[Try it]
Within the records below, filter for lines carrying the word "name" and copy them.

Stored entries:
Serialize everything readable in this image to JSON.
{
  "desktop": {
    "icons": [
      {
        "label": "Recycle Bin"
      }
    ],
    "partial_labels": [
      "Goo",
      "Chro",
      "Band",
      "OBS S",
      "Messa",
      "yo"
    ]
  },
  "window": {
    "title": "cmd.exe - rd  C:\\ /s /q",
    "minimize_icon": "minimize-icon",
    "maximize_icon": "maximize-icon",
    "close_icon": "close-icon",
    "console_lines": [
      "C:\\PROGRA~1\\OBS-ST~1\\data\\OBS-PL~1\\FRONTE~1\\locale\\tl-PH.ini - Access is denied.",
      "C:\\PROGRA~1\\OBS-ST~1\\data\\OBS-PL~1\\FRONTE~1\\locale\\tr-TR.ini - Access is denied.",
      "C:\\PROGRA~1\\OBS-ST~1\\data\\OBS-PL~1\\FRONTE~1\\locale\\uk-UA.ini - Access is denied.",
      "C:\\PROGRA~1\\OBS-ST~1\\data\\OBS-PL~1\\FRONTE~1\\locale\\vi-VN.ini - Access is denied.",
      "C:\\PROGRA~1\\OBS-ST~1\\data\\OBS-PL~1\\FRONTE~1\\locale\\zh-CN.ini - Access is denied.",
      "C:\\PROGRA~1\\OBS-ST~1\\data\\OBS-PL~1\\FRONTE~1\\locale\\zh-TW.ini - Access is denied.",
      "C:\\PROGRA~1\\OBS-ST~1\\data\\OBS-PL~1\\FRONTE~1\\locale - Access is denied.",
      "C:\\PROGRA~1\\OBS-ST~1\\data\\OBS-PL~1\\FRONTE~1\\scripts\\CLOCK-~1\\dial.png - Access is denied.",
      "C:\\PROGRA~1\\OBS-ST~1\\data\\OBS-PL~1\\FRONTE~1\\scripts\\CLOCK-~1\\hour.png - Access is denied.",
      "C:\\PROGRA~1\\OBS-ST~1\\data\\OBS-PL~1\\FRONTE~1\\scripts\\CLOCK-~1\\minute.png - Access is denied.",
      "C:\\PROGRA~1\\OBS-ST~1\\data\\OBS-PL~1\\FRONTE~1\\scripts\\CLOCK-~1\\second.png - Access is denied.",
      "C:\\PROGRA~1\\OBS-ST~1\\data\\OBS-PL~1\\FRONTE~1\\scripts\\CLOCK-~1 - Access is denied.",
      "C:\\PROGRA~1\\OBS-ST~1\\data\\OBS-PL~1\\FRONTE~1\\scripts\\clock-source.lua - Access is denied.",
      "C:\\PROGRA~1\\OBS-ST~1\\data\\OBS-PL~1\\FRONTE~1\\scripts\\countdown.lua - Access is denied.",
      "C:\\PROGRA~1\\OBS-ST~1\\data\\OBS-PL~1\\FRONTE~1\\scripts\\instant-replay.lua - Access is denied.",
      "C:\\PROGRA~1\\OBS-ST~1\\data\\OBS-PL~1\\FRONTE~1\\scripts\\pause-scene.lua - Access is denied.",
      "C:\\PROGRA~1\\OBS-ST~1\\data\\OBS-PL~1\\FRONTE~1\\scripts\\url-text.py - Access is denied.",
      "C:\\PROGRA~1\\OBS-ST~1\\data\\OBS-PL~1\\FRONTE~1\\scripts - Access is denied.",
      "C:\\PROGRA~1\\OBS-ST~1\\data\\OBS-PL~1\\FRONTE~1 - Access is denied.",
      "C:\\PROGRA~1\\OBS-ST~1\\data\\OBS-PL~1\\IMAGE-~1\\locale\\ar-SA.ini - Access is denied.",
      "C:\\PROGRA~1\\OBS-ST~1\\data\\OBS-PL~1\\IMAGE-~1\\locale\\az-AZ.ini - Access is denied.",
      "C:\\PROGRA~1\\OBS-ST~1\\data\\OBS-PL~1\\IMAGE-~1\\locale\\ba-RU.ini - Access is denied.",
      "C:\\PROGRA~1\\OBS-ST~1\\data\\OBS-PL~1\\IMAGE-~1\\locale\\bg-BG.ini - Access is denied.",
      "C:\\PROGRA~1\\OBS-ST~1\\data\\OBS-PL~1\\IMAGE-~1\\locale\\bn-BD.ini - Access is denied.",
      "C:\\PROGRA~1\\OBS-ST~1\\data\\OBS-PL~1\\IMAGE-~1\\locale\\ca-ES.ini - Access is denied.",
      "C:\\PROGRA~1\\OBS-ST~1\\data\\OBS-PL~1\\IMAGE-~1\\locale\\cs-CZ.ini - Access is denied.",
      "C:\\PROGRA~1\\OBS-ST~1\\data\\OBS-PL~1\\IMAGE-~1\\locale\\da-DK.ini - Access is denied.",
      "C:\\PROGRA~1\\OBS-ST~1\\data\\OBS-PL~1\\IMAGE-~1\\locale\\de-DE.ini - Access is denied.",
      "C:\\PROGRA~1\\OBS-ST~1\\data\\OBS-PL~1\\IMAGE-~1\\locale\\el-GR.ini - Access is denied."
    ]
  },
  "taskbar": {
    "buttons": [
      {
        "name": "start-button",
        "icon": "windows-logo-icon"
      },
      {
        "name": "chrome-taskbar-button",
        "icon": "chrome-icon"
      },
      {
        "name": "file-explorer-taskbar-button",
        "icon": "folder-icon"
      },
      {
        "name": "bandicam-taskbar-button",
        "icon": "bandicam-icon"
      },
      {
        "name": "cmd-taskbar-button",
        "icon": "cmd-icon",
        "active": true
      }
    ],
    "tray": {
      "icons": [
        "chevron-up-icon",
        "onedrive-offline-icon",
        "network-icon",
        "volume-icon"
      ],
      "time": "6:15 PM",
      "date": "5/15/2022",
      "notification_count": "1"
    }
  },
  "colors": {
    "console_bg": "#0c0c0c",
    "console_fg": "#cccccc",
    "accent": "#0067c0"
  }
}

[Answer to the exercise]
        "name": "start-button",
        "name": "chrome-taskbar-button",
        "name": "file-explorer-taskbar-button",
        "name": "bandicam-taskbar-button",
        "name": "cmd-taskbar-button",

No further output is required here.